While U.S. officials have expressed a willingness to station a small residual force in the country, it is unclear if the Iraqi government will make the request, which faces strong opposition in Iraq.
A large U.S. diplomatic presence will remain, however, and the departments of state and defense are wrestling with how to provide security for the U.S. Embassy in Baghdad—which is a target of rocket attacks—and diplomatic outposts in the provinces.
As the military withdraws, Mr. Kennedy said, the State Department will rely on contractors to carry out a range of military-style missions that he said were “not inherently governmental,” including providing emergency medical evacuation, operating systems to detect and warn against incoming rocket or artillery fire, or rescue diplomatic personnel under attack. (Click HERE for article)
DynCorp Has Refunded Money to U.S. for War Work Billings
Tony Capaccio – (Bloomberg) – June 6, 2011 DynCorp International Inc., the largest contractor in Afghanistan, has refunded a portion of $40.8 million to the U.S. State Department for work in Iraq and Afghanistan, department spokeswoman Susan Pittman said today.
The department also is asking DynCorp, of Falls Church, Virginia, to refund some portion of an additional $37.9 million in billings, she said.
DynCorp Is Two Years Late Finishing Afghan Barracks Construction
By Tony Capaccio – Mar 8, 2011 1:36 PM PT
DynCorp International Inc., the largest contractor in Afghanistan, is running two years late in completing construction of a barracks for use by Afghan security forces, according to the U.S. Army Corps of Engineers.
The $72.8 million, two-phase project for Kunduz was originally scheduled to be completed in June 2009. The date was extended to August 2010. The latest completion target is May 31, Corps spokesman Eugene Pawlik said in an e-mail yesterday.
Construction delays at the Kunduz barracks, in northern Afghanistan, and at other facilities throughout the country complicates the U.S. process of turning over security functions to Afghan forces, said Charles Tiefer, a member of the Commission on Wartime Contracting.
“It’s a setback in our hoped-for rapid build-up of the Afghan army’s infrastructure, which needs top priority if we’re to meet the deadline of turning responsibility for the country’s security to these Afghan forces in 2014,” Tiefer, a University of Baltimore professor, said in an e-mail today. The eight- member commission was established by Congress to monitor contracting in Iraq and Afghanistan.
Ashley Burke, a spokeswoman for Falls Church, Virginia- based DynCorp, said in an e-mail that “unanticipated soil abnormalities were a major issue impeding the construction progress.” DynCorp was acquired last year by New York-based Cerberus Capital Management LP. Read the remainder of this entry »

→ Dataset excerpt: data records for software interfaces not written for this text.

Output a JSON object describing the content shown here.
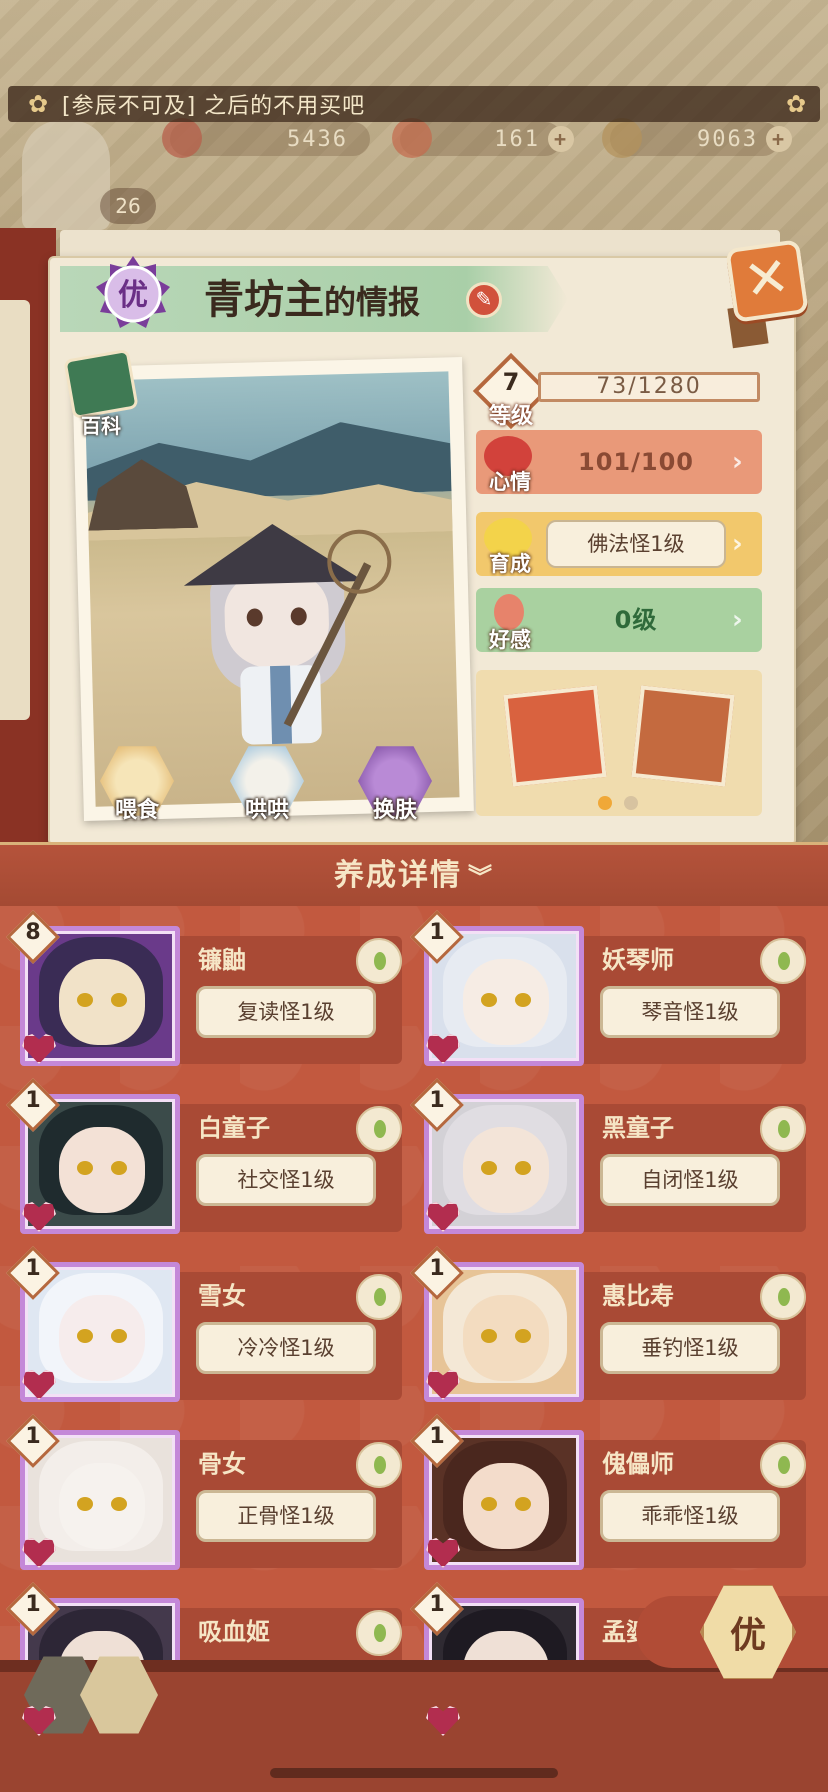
{
  "announcement": "[参辰不可及] 之后的不用买吧",
  "resources": [
    {
      "icon": "flower-coin-icon",
      "value": "5436"
    },
    {
      "icon": "magatama-icon",
      "value": "161"
    },
    {
      "icon": "gold-coin-icon",
      "value": "9063"
    }
  ],
  "player": {
    "level": "26"
  },
  "profile": {
    "rank": "优",
    "name": "青坊主",
    "title_suffix": "的情报",
    "encyclopedia_label": "百科",
    "level_label": "等级",
    "level": "7",
    "exp": "73/1280",
    "stats": [
      {
        "label": "心情",
        "value": "101/100",
        "color": "#e99979"
      },
      {
        "label": "育成",
        "value": "佛法怪1级",
        "color": "#f2c86c"
      },
      {
        "label": "好感",
        "value": "0级",
        "color": "#a9d1a0"
      }
    ],
    "actions": [
      {
        "label": "喂食",
        "icon": "noodle-bowl-icon"
      },
      {
        "label": "哄哄",
        "icon": "milk-carton-icon"
      },
      {
        "label": "换肤",
        "icon": "kimono-icon"
      }
    ]
  },
  "details_header": "养成详情",
  "shikigami": [
    {
      "name": "镰鼬",
      "level": "8",
      "trait": "复读怪1级"
    },
    {
      "name": "妖琴师",
      "level": "1",
      "trait": "琴音怪1级"
    },
    {
      "name": "白童子",
      "level": "1",
      "trait": "社交怪1级"
    },
    {
      "name": "黑童子",
      "level": "1",
      "trait": "自闭怪1级"
    },
    {
      "name": "雪女",
      "level": "1",
      "trait": "冷冷怪1级"
    },
    {
      "name": "惠比寿",
      "level": "1",
      "trait": "垂钓怪1级"
    },
    {
      "name": "骨女",
      "level": "1",
      "trait": "正骨怪1级"
    },
    {
      "name": "傀儡师",
      "level": "1",
      "trait": "乖乖怪1级"
    },
    {
      "name": "吸血姬",
      "level": "1",
      "trait": ""
    },
    {
      "name": "孟婆",
      "level": "1",
      "trait": ""
    }
  ],
  "rank_button": "优"
}
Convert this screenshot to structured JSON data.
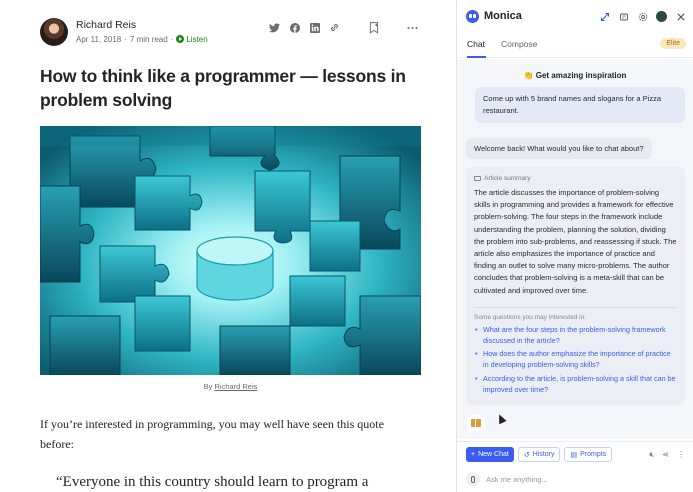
{
  "article": {
    "author": "Richard Reis",
    "date": "Apr 11, 2018",
    "read_time": "7 min read",
    "listen": "Listen",
    "title": "How to think like a programmer — lessons in problem solving",
    "caption_prefix": "By",
    "caption_author": "Richard Reis",
    "body": "If you’re interested in programming, you may well have seen this quote before:",
    "quote": "“Everyone in this country should learn to program a"
  },
  "panel": {
    "brand": "Monica",
    "tabs": [
      "Chat",
      "Compose"
    ],
    "badge": "Elite",
    "inspiration_title": "👏 Get amazing inspiration",
    "inspiration_prompt": "Come up with 5 brand names and slogans for a Pizza restaurant.",
    "welcome": "Welcome back! What would you like to chat about?",
    "summary_label": "Article summary",
    "summary_text": "The article discusses the importance of problem-solving skills in programming and provides a framework for effective problem-solving. The four steps in the framework include understanding the problem, planning the solution, dividing the problem into sub-problems, and reassessing if stuck. The article also emphasizes the importance of practice and finding an outlet to solve many micro-problems. The author concludes that problem-solving is a meta-skill that can be cultivated and improved over time.",
    "questions_label": "Some questions you may interested in:",
    "questions": [
      "What are the four steps in the problem-solving framework discussed in the article?",
      "How does the author emphasize the importance of practice in developing problem-solving skills?",
      "According to the article, is problem-solving a skill that can be improved over time?"
    ],
    "buttons": {
      "new_chat": "New Chat",
      "history": "History",
      "prompts": "Prompts"
    },
    "ask_placeholder": "Ask me anything..."
  }
}
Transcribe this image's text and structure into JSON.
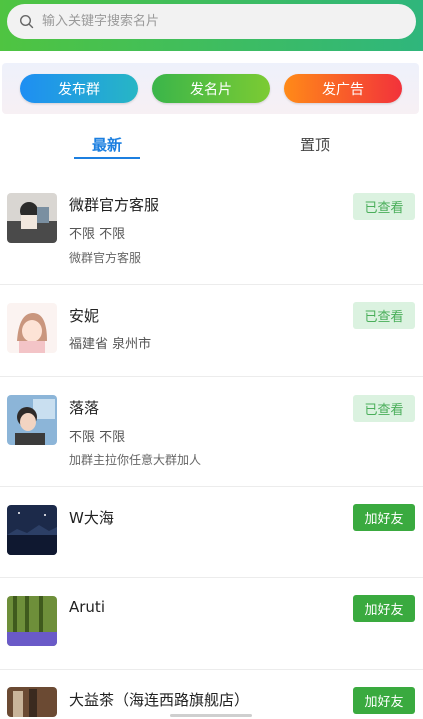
{
  "search": {
    "placeholder": "输入关键字搜索名片"
  },
  "actions": {
    "publish_group": "发布群",
    "publish_card": "发名片",
    "publish_ad": "发广告"
  },
  "tabs": {
    "latest": "最新",
    "pinned": "置顶"
  },
  "items": [
    {
      "name": "微群官方客服",
      "location": "不限 不限",
      "description": "微群官方客服",
      "status": "已查看",
      "status_type": "viewed"
    },
    {
      "name": "安妮",
      "location": "福建省 泉州市",
      "description": "",
      "status": "已查看",
      "status_type": "viewed"
    },
    {
      "name": "落落",
      "location": "不限 不限",
      "description": "加群主拉你任意大群加人",
      "status": "已查看",
      "status_type": "viewed"
    },
    {
      "name": "W大海",
      "location": "",
      "description": "",
      "status": "加好友",
      "status_type": "add"
    },
    {
      "name": "Aruti",
      "location": "",
      "description": "",
      "status": "加好友",
      "status_type": "add"
    },
    {
      "name": "大益茶（海连西路旗舰店）",
      "location": "",
      "description": "",
      "status": "加好友",
      "status_type": "add"
    }
  ],
  "colors": {
    "accent": "#1c7fe0",
    "viewed_bg": "#dbf2e0",
    "add_bg": "#3aaa3f",
    "topbar": "#4fc441"
  }
}
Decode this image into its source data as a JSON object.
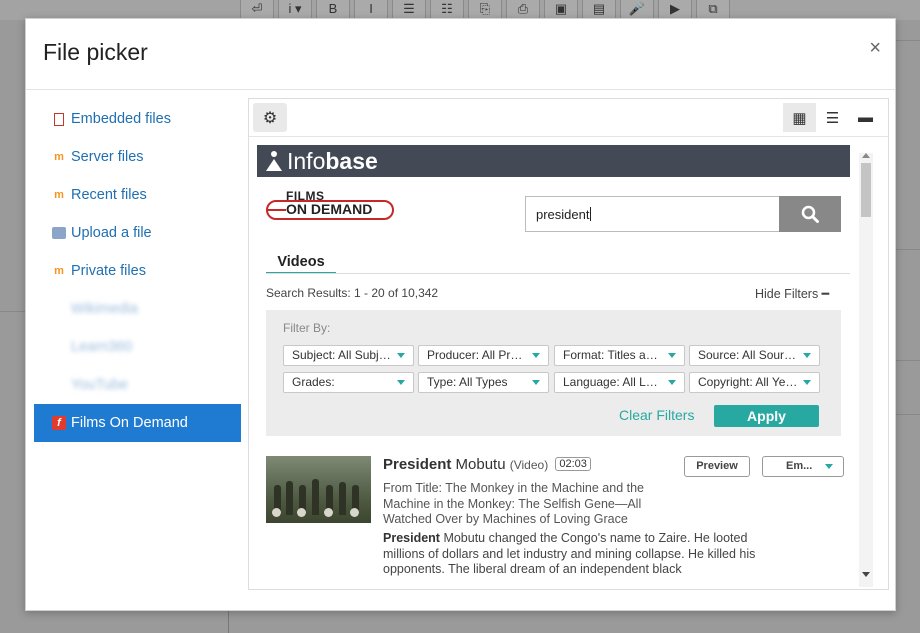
{
  "background": {
    "toolbar_glyphs": [
      "⏎",
      "i ▾",
      "B",
      "I",
      "☰",
      "☷",
      "⎘",
      "⎙",
      "▣",
      "▤",
      "🎤",
      "▶",
      "⧉"
    ]
  },
  "dialog": {
    "title": "File picker",
    "close_glyph": "×"
  },
  "sidebar": {
    "items": [
      {
        "label": "Embedded files",
        "icon": "file-icon"
      },
      {
        "label": "Server files",
        "icon": "moodle-icon"
      },
      {
        "label": "Recent files",
        "icon": "moodle-icon"
      },
      {
        "label": "Upload a file",
        "icon": "upload-icon"
      },
      {
        "label": "Private files",
        "icon": "moodle-icon"
      },
      {
        "label": "Wikimedia",
        "icon": "wikimedia-icon"
      },
      {
        "label": "Learn360",
        "icon": "learn360-icon"
      },
      {
        "label": "YouTube",
        "icon": "youtube-icon"
      },
      {
        "label": "Films On Demand",
        "icon": "films-on-demand-icon"
      }
    ],
    "active_index": 8,
    "accent_color": "#1f7ad1"
  },
  "toolbar": {
    "settings_icon": "gear-icon",
    "views": [
      "icons-view",
      "list-view",
      "tree-view"
    ]
  },
  "infobase": {
    "brand_light": "Info",
    "brand_bold": "base"
  },
  "fod": {
    "films_text": "FILMS",
    "on_demand_text": "ON DEMAND"
  },
  "search": {
    "value": "president",
    "button_icon": "search-icon"
  },
  "tabs": {
    "videos": "Videos"
  },
  "results": {
    "summary": "Search Results: 1 - 20 of 10,342",
    "hide_filters": "Hide Filters ━"
  },
  "filters": {
    "label": "Filter By:",
    "row1": [
      "Subject: All Subjects",
      "Producer: All Producers",
      "Format: Titles and Segments",
      "Source: All Sources"
    ],
    "row2": [
      "Grades:",
      "Type: All Types",
      "Language: All Languages",
      "Copyright: All Years"
    ],
    "clear": "Clear Filters",
    "apply": "Apply",
    "accent_color": "#27a9a1"
  },
  "result": {
    "title_bold": "President",
    "title_rest": " Mobutu ",
    "type": "(Video)",
    "duration": "02:03",
    "preview": "Preview",
    "embed": "Em...",
    "from_title": "From Title: The Monkey in the Machine and the Machine in the Monkey: The Selfish Gene—All Watched Over by Machines of Loving Grace",
    "desc_bold": "President",
    "desc_rest": " Mobutu changed the Congo's name to Zaire. He looted millions of dollars and let industry and mining collapse. He killed his opponents. The liberal dream of an independent black"
  }
}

We were notified in April of 2010 of this standard operating practice at Kandahar. Is it just me or does it seem that a putting out a report a year later is too little to late? ~Ms Sparky
Smuggled workers on Afghan bases cause alarm
Sara A. Carter – National security correspondent – January 24, 2011 – Foreign workers without proper clearances or identification are being smuggled onto U.S. and NATO bases in Afghanistan, a breach in security that presents a serious threat to troops and civilian employees, according to documents and interviews with U.S. officials.International Security Assistance Force police documents obtained by The Washington Examiner charged employees for two contracting companies, Stallion Construction and Engineering and DynCorp International with skirting security procedures at Kandahar Airfield, and escorting undocumented foreign laborers onto the base without appropriate clearances or jobs.
Lured by recruiters in their home countries with promises of decent jobs, foreign workers from the Philippines flew on commercial flights into Kandahar Airfield where they were met by unscrupulous subcontractors who helped them bypass security measures to enter the base, according to the documents. Read the remainder of this entry »